Task item:
Show all lines from the data that include the word "back".

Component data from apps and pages
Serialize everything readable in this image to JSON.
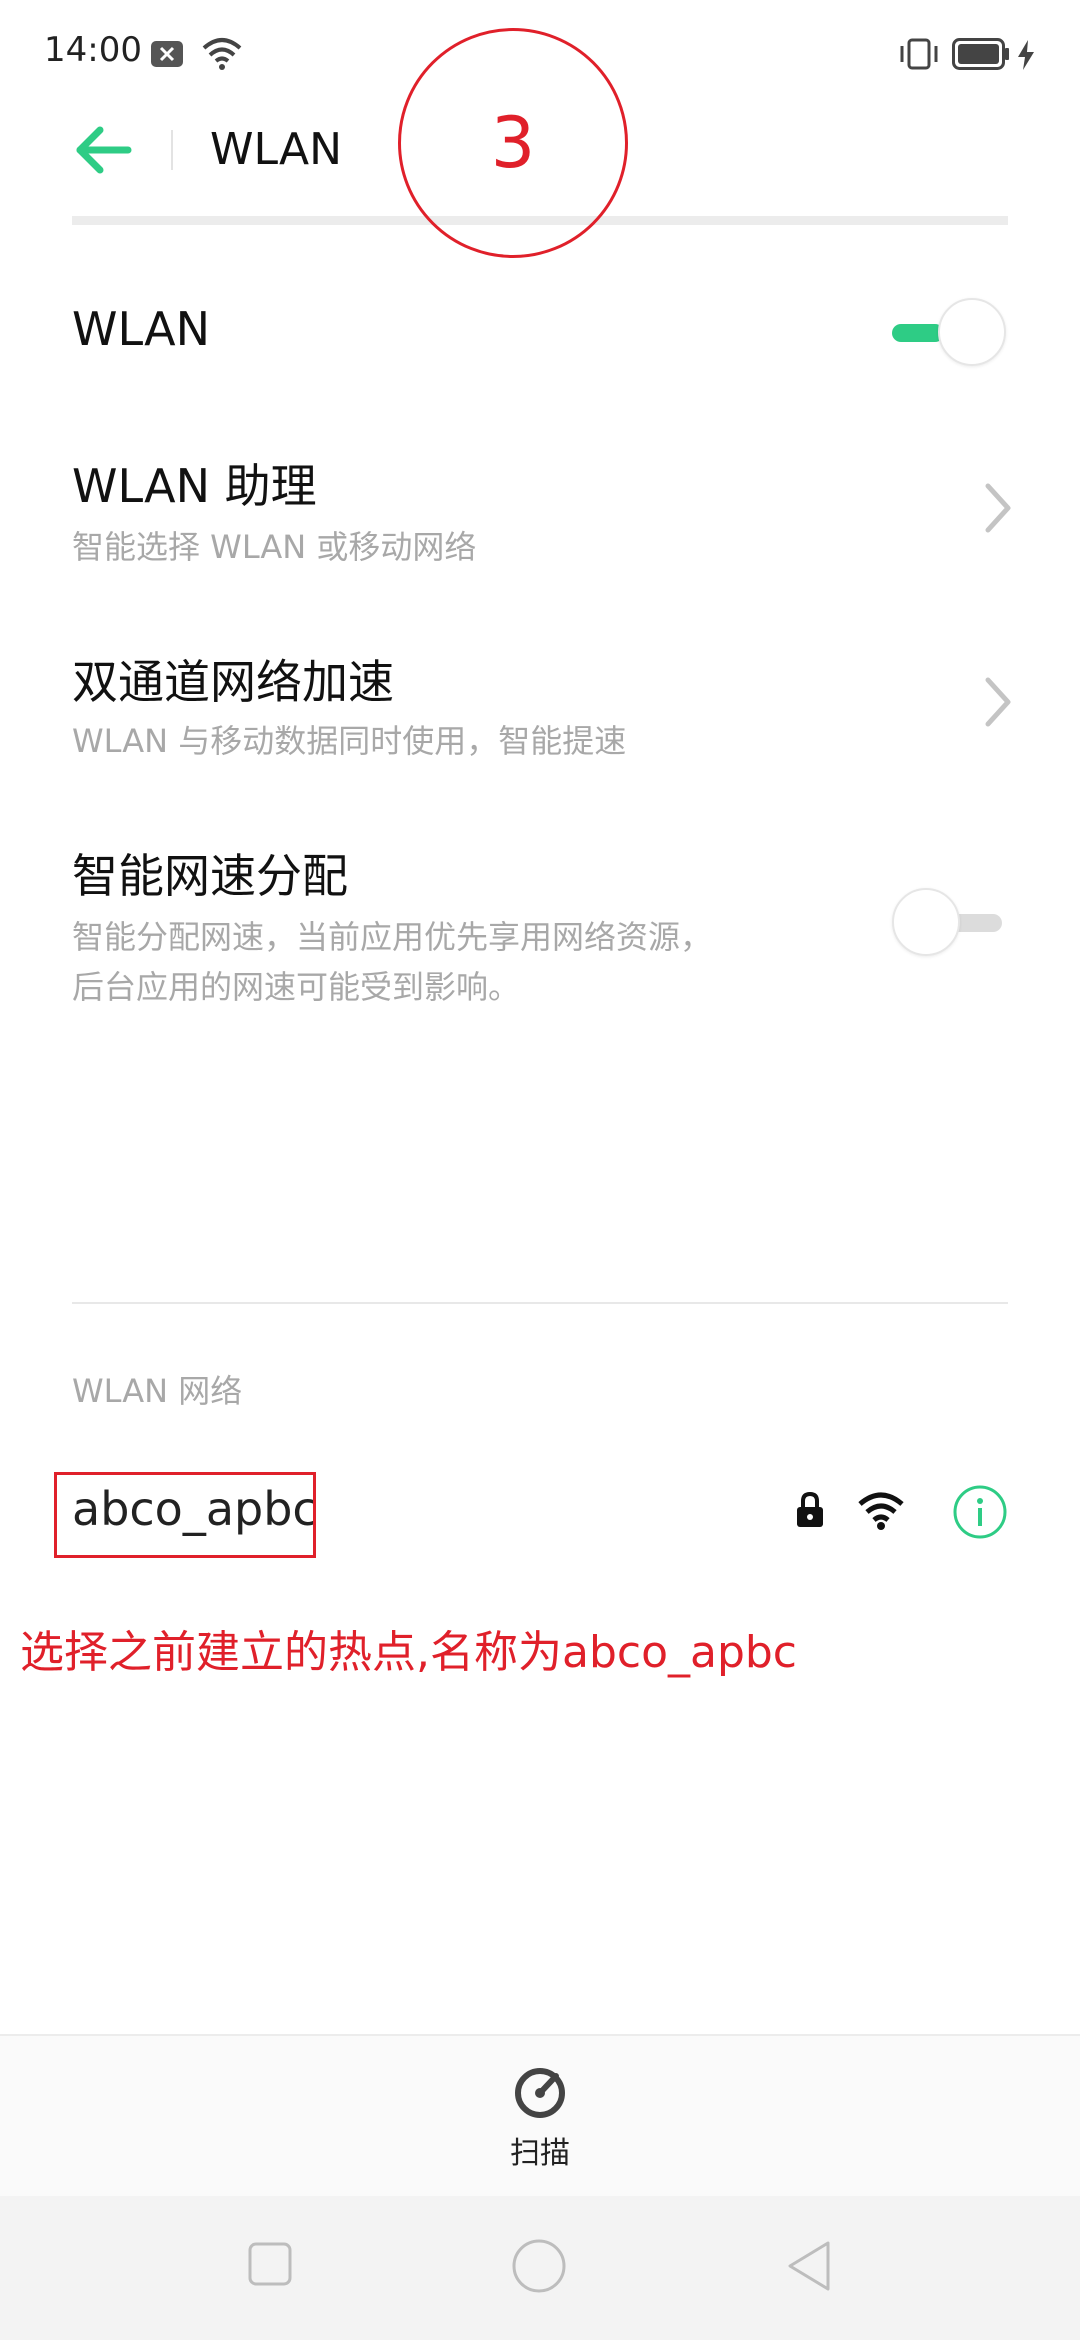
{
  "status_bar": {
    "time": "14:00",
    "icons": [
      "notification-close-icon",
      "wifi-icon",
      "vibrate-icon",
      "battery-icon",
      "charging-icon"
    ]
  },
  "header": {
    "back_icon": "back-arrow-icon",
    "title": "WLAN"
  },
  "annotation": {
    "step_number": "3",
    "instruction": "选择之前建立的热点,名称为abco_apbc"
  },
  "settings": {
    "wlan_toggle": {
      "title": "WLAN",
      "enabled": true
    },
    "wlan_assistant": {
      "title": "WLAN 助理",
      "subtitle": "智能选择 WLAN 或移动网络"
    },
    "dual_channel": {
      "title": "双通道网络加速",
      "subtitle": "WLAN 与移动数据同时使用，智能提速"
    },
    "smart_speed": {
      "title": "智能网速分配",
      "subtitle_line1": "智能分配网速，当前应用优先享用网络资源，",
      "subtitle_line2": "后台应用的网速可能受到影响。",
      "enabled": false
    }
  },
  "networks": {
    "section_label": "WLAN 网络",
    "items": [
      {
        "ssid": "abco_apbc",
        "secured": true,
        "icons": [
          "lock-icon",
          "wifi-signal-icon",
          "info-icon"
        ]
      }
    ]
  },
  "bottom": {
    "scan_label": "扫描",
    "scan_icon": "scan-icon"
  },
  "nav_bar": {
    "icons": [
      "recents-square-icon",
      "home-circle-icon",
      "back-triangle-icon"
    ]
  },
  "colors": {
    "accent": "#2ecc85",
    "annotation": "#e0202a",
    "secondary_text": "#a8a8a8"
  }
}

Exercise response:
    "back_icon": "back-arrow-icon",
      "back-triangle-icon"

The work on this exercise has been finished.